(Interface dataset entries)
BEGIN

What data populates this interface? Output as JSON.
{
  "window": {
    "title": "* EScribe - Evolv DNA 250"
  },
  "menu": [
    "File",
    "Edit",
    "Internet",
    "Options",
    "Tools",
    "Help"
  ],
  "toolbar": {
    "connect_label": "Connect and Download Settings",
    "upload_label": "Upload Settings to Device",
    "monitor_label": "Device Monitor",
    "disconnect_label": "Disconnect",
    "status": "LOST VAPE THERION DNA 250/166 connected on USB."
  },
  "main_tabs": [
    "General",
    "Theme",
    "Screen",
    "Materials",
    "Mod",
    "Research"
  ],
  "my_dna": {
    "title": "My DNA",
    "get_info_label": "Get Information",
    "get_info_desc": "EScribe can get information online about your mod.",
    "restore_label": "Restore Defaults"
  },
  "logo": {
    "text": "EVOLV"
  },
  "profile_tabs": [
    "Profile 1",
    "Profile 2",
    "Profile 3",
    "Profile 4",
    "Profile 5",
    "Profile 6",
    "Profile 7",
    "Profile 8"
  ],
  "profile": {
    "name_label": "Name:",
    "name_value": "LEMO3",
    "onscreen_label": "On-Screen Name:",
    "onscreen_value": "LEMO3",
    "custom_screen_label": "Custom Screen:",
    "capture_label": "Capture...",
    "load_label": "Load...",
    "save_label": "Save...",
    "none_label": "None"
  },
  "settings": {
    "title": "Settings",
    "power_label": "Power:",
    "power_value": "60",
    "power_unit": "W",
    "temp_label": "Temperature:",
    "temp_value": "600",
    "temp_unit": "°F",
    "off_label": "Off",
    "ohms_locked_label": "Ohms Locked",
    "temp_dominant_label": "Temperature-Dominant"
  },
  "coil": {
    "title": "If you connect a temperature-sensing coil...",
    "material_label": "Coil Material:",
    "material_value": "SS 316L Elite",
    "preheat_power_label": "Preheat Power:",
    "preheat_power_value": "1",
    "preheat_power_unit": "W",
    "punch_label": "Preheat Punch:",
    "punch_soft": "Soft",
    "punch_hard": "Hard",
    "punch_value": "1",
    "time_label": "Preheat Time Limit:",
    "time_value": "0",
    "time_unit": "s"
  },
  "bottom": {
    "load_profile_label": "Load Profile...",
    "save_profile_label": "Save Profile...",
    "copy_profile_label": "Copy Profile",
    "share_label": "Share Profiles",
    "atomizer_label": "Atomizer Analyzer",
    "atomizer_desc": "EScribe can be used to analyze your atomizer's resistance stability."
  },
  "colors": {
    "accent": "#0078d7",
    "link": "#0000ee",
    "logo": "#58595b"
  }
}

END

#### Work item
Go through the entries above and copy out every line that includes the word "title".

#### Output of the task
    "title": "* EScribe - Evolv DNA 250"
    "title": "My DNA",
    "title": "Settings",
    "title": "If you connect a temperature-sensing coil...",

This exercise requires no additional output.